3 – Body Fat

There's a point when, even if you DO have developed abs, they won't be visible if you're carrying too much body fat. No amount of ab training will make them visible if they're underneath several inches of adipose tissue.

4 – Digestion

Some people say chronic digestive distress can lead to increased body fat around the midsection. I'm not sure I buy that. But I will say that stomach distension and pressure in the gut (from gas, constipation, undigested food sitting in the stomach, etc.) can make your belly protrude. And extreme protrusion alone will make ab separation less visible, unless you flex hard.

So even if you're someone who's lean enough to have abs, slow motility and poor digestion can simply make it harder to display them.

5 – Water Retention

Ask any fit woman when she wants to get professional photos taken and there's a good chance she'll schedule it around her period. Why? Because there are a handful of days every month when we retain more water than usual, and it can affect the appearance of our midsection.

But even men experience water retention for various reasons. Sometimes both males and females will use diuretics before big events in order to manipulate water and increase definition all over, including the abs.

6 – Skin Tone

Ab definition is slightly more visible when you have a tan. It just makes what you have easier to see. This is especially true if you're lean enough to have ab definition, but you haven't been able to build much muscle thickness there. So if you're pale skinned and you have a shadow of an ab or two, try slapping some fake tanner on and see if that makes them a bit more visible.

To recap, having visible abs mainly depends on what your mom and dad gave you, how much muscle you've built in the midsection, and how lean you are. Contributing factors may include digestion, water retention, and skin tone. – Dani Shugart


The No-Bench, No-Rack Workout

Q: I'm trying to ditch the gym membership and build a home gym. Right now I only have a barbell, no bench or squat rack. What can I do for variety?

A: I'll assume you have a pile of plates and you're already covering the basics: rows, overhead presses, deadlifts, curls, etc. If a rack is beyond of your budget right now or just takes up too much room in your garage, then spend about 75 bucks on a portable landmine setup. I like the Post Landmine from Rogue.

Of all the gadgets that come and go in the fitness world, I think the landmine-type contraption is going to stick around and soon become a staple in most gyms. Not only does angled barbell training stimulate the muscles in a fresh way, it also makes squatting, pulling, and pushing exercises comfortable if you're feeling banged up. Bad back? Cranky shoulders? Get a landmine. Plus, most of these exercises are hard to screw up.

Tony Gentilcore stopped by T Nation HQ recently and gave us some landmine tips. Check these out:

Landmine Press

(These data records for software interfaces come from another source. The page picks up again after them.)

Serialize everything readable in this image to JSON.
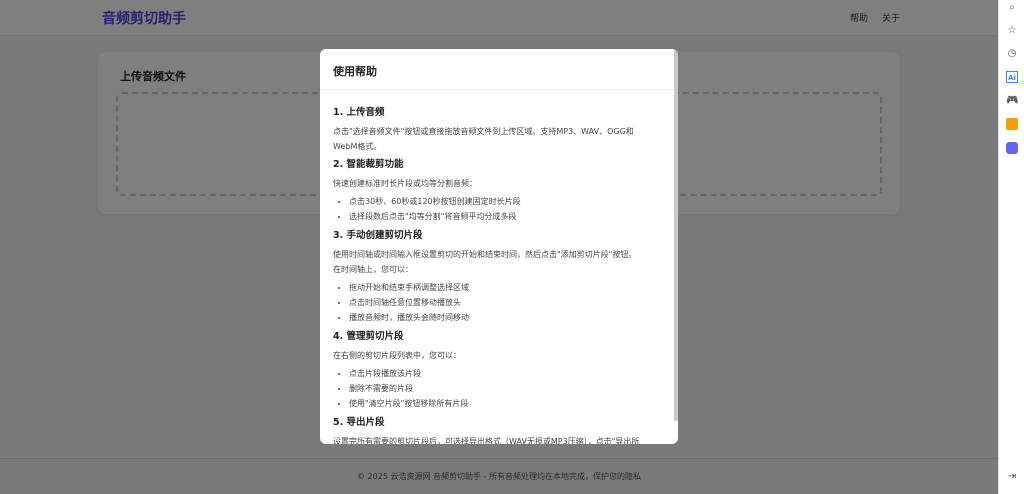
{
  "header": {
    "title": "音频剪切助手",
    "nav": [
      "帮助",
      "关于"
    ]
  },
  "upload": {
    "title": "上传音频文件"
  },
  "footer": {
    "text": "© 2025 云浩资源网 音频剪切助手 - 所有音频处理均在本地完成，保护您的隐私"
  },
  "modal": {
    "title": "使用帮助",
    "sections": [
      {
        "heading": "1. 上传音频",
        "text": "点击\"选择音频文件\"按钮或直接拖放音频文件到上传区域。支持MP3、WAV、OGG和WebM格式。"
      },
      {
        "heading": "2. 智能裁剪功能",
        "text": "快速创建标准时长片段或均等分割音频：",
        "items": [
          "点击30秒、60秒或120秒按钮创建固定时长片段",
          "选择段数后点击\"均等分割\"将音频平均分成多段"
        ]
      },
      {
        "heading": "3. 手动创建剪切片段",
        "text": "使用时间轴或时间输入框设置剪切的开始和结束时间，然后点击\"添加剪切片段\"按钮。",
        "text2": "在时间轴上，您可以：",
        "items": [
          "拖动开始和结束手柄调整选择区域",
          "点击时间轴任意位置移动播放头",
          "播放音频时，播放头会随时间移动"
        ]
      },
      {
        "heading": "4. 管理剪切片段",
        "text": "在右侧的剪切片段列表中，您可以：",
        "items": [
          "点击片段播放该片段",
          "删除不需要的片段",
          "使用\"清空片段\"按钮移除所有片段"
        ]
      },
      {
        "heading": "5. 导出片段",
        "text": "设置完所有需要的剪切片段后，可选择导出格式（WAV无损或MP3压缩），点击\"导出所"
      }
    ]
  },
  "sidebar": {
    "icons": [
      "search-icon",
      "star-icon",
      "history-icon",
      "ai-icon",
      "gamepad-icon",
      "toolbox-icon",
      "app-icon",
      "collapse-icon"
    ]
  },
  "colors": {
    "brand": "#4f46e5"
  }
}
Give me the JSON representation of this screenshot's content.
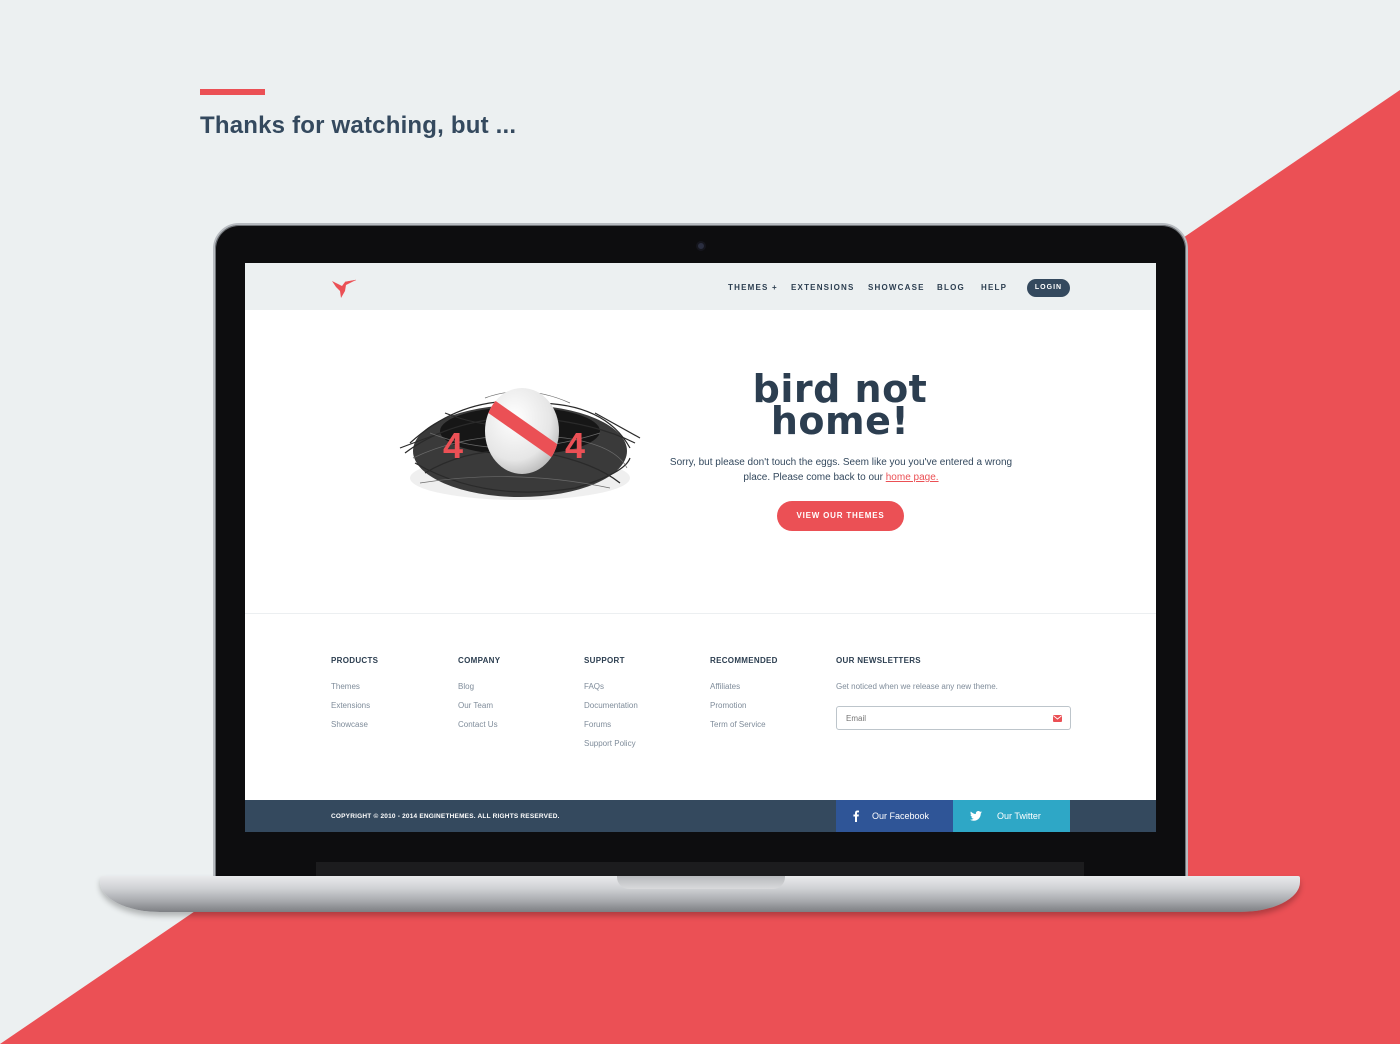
{
  "headline": "Thanks for watching, but ...",
  "colors": {
    "accent": "#eb5055",
    "dark": "#2c3e50",
    "facebook": "#2f5597",
    "twitter": "#2ea7c6"
  },
  "nav": {
    "logo_icon": "hummingbird-logo-icon",
    "items": [
      "THEMES +",
      "EXTENSIONS",
      "SHOWCASE",
      "BLOG",
      "HELP"
    ],
    "login": "LOGIN"
  },
  "hero": {
    "digit_left": "4",
    "digit_right": "4",
    "title_line1": "bird not",
    "title_line2": "home!",
    "description": "Sorry, but please don't touch the eggs. Seem like you you've entered a wrong place. Please come back to our",
    "home_link": "home page.",
    "cta": "VIEW OUR THEMES"
  },
  "footer": {
    "columns": [
      {
        "title": "PRODUCTS",
        "links": [
          "Themes",
          "Extensions",
          "Showcase"
        ]
      },
      {
        "title": "COMPANY",
        "links": [
          "Blog",
          "Our Team",
          "Contact Us"
        ]
      },
      {
        "title": "SUPPORT",
        "links": [
          "FAQs",
          "Documentation",
          "Forums",
          "Support Policy"
        ]
      },
      {
        "title": "RECOMMENDED",
        "links": [
          "Affiliates",
          "Promotion",
          "Term of Service"
        ]
      }
    ],
    "newsletter": {
      "title": "OUR NEWSLETTERS",
      "note": "Get noticed when we release any new theme.",
      "placeholder": "Email"
    }
  },
  "bottom_bar": {
    "copyright": "COPYRIGHT © 2010 - 2014 ENGINETHEMES. ALL RIGHTS RESERVED.",
    "facebook": "Our Facebook",
    "twitter": "Our Twitter"
  }
}
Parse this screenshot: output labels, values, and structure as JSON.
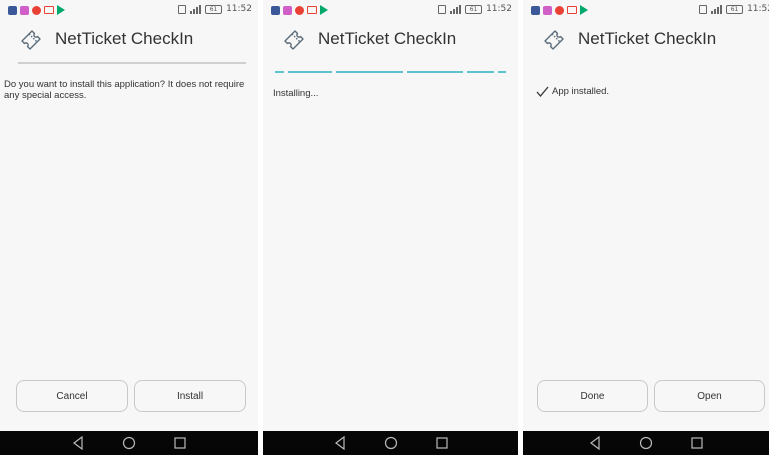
{
  "status_bar": {
    "time": "11:52",
    "battery": "61"
  },
  "app": {
    "title": "NetTicket CheckIn",
    "icon": "ticket-icon"
  },
  "screens": [
    {
      "message": "Do you want to install this application? It does not require any special access.",
      "buttons": {
        "cancel": "Cancel",
        "install": "Install"
      }
    },
    {
      "message": "Installing..."
    },
    {
      "message": "App installed.",
      "buttons": {
        "done": "Done",
        "open": "Open"
      }
    }
  ],
  "colors": {
    "progress": "#5ec3cf",
    "navbar": "#060606",
    "background": "#f7f7f7"
  }
}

Landmine Squat, Deadlift, and Lunge

And yes, you can even "bench" with it, as Ben Bruno demonstrates here:

Metabolic conditioning? There's even some landmine moves for that, like the dreaded thruster:

The post-style landmine can even be tossed into a gym bag if you do decide join a commercial gym again. – Chris Shugart

Oh, Honey, No!

Q: What's best for intra-workout energy? I'm currently using honey mixed with aminos, but I want to see if there's something better.

A: Good Lord! You asking that here is like walking into the men's section at some fancy, high-end department store and shouting out, "Hey, I want to smell sexy for women. Got any Axe Body Spray?" They'd usher you out and cart you over to CVS before you caused yourself any further embarrassment, you poor bastard.

Look, I'm not going to go on some long, exhaustive sales pitch, but you gotta' ditch that primitive stuff and use something that was specifically formulated to give support before, during, and after training (or competition). Check out Plazma™.

It's a blend of fast-acting di- and a tripeptides and a novel "functional carbohydrate." The di- and tripeptides are absorbed intact into the digestive system and the functional carbohydrate delivers them and other key nutrients into muscle cells to create a super pump.

You're able to lift longer and harder and recover faster. Plus, bees won't bother you. – TC Luoma